Carbon Monoxide alarms must be equipped in all rooms where there is a ‘solid fuel burning combustion device’ such as an open fire, a wood burning stove or any other appliance that burns solid fuel (coal, wood etc.) Any room, regardless of its purpose or whether it is classed as ‘living accommodation’ should be fitted with an alarm if needed.
Again, the legislation does not state where carbon monoxide alarms are to be fixed and manufacturer’s instructions should be followed. However, as before, it is generally advised that carbon monoxide alarms should be positioned at head height approximately 1-3 metres away from the potential source of carbon monoxide.
Carbon monoxide alarms are not currently legally required in rooms with gas or oil appliances, however, as gas appliances can emit carbon monoxide it would be considered best practice for landlords to install carbon monoxide alarms in these rooms ( indeed the current review of the legislation suggests this may be changing in future versions of the Regulations )
What type of Smoke or Carbon Monoxide alarm should be installed?
The legislation does not stipulate whether hard-wired or battery powered alarms should be installed, so landlords are expected to make an informed decision and choose the best alarms based on their tenant and property needs. However, it does state that heat detectors are not sufficient in place of smoke alarms or carbon monoxide alarms.
What can happen to a landlord who does not comply?
The local housing authority is responsible for enforcing the regulations and if they think that a landlord has not implemented the rules correctly they will be able to issue a 28-day remedial notice requiring the landlord tests/fits new alarms within the 28-day period.
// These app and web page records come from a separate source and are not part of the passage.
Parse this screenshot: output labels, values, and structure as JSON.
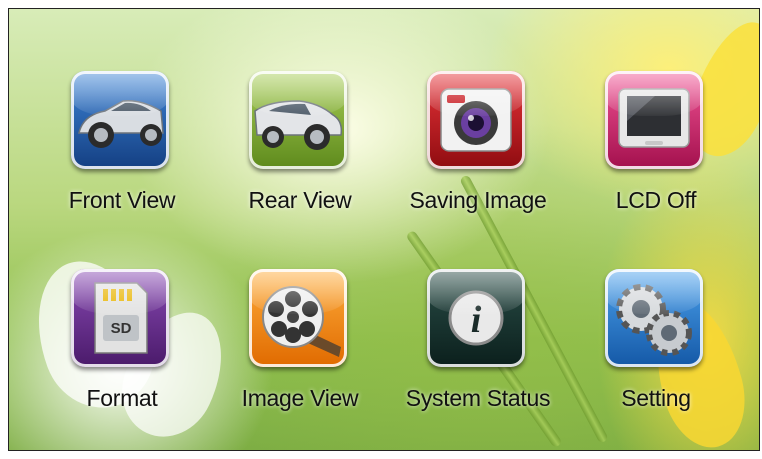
{
  "menu": {
    "items": [
      {
        "label": "Front View",
        "icon": "front-car-icon",
        "color": "#1f5fb0"
      },
      {
        "label": "Rear View",
        "icon": "rear-car-icon",
        "color": "#7aa62a"
      },
      {
        "label": "Saving Image",
        "icon": "camera-icon",
        "color": "#c8161d"
      },
      {
        "label": "LCD Off",
        "icon": "monitor-icon",
        "color": "#d2216f"
      },
      {
        "label": "Format",
        "icon": "sd-card-icon",
        "color": "#6b2a8f"
      },
      {
        "label": "Image View",
        "icon": "film-reel-icon",
        "color": "#f07a10"
      },
      {
        "label": "System Status",
        "icon": "info-icon",
        "color": "#12302c"
      },
      {
        "label": "Setting",
        "icon": "gears-icon",
        "color": "#1f7ad0"
      }
    ]
  }
}
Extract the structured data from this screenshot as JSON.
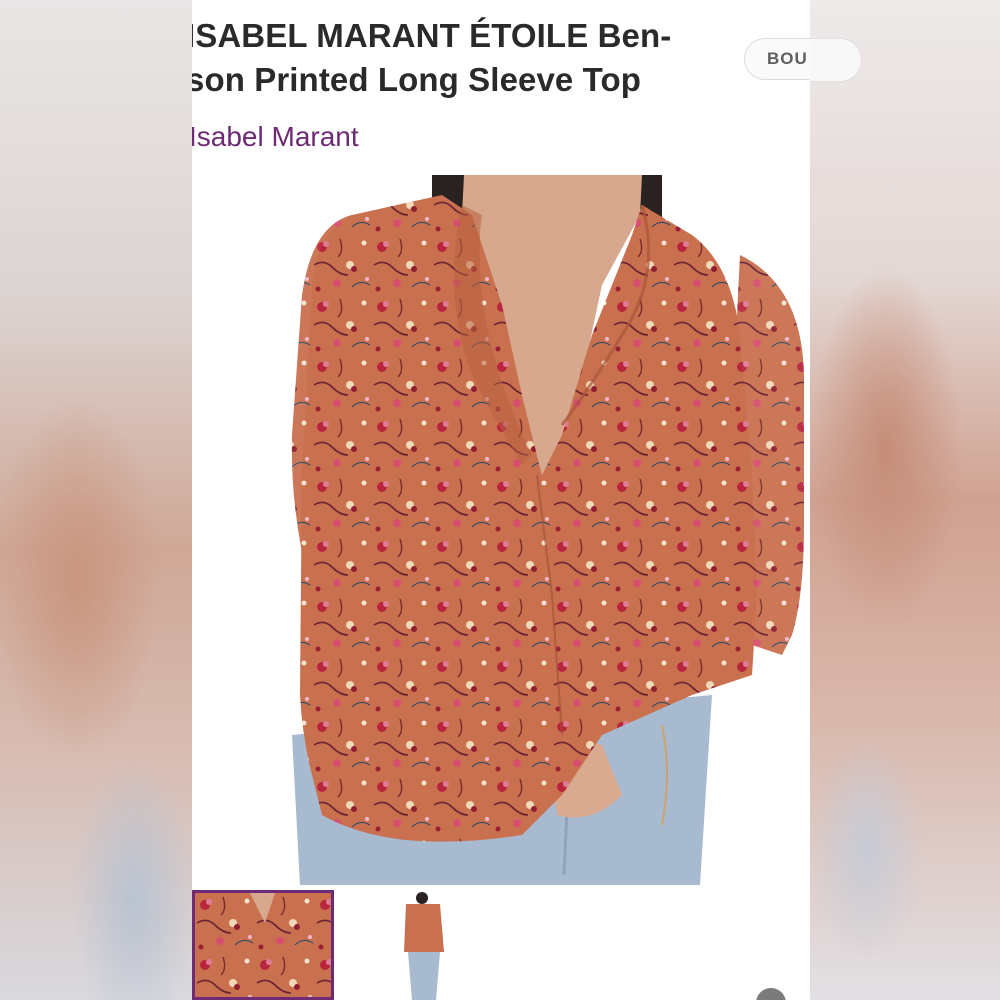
{
  "product": {
    "title": "ISABEL MARANT ÉTOILE Ben- son Printed Long Sleeve Top",
    "brand": "Isabel Marant",
    "action_button_label": "BOU"
  },
  "image": {
    "description_icon": "product-photo",
    "blouse_color": "#c9704f",
    "jeans_color": "#a8bad0"
  },
  "thumbnails": [
    {
      "label": "thumbnail-1",
      "selected": true
    },
    {
      "label": "thumbnail-2",
      "selected": false
    }
  ],
  "colors": {
    "brand": "#6e2a74",
    "title": "#2a2a2a",
    "background": "#ffffff"
  }
}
If the landlord does not comply with the remedial notice the housing authority will arrange for the required works to be carried out.
As long as a landlord can demonstrate that they have taken all reasonable steps to comply then they will not be held responsible for alarms not being installed or tested (i.e. in the event that the occupier is not allowing access for the works to be completed).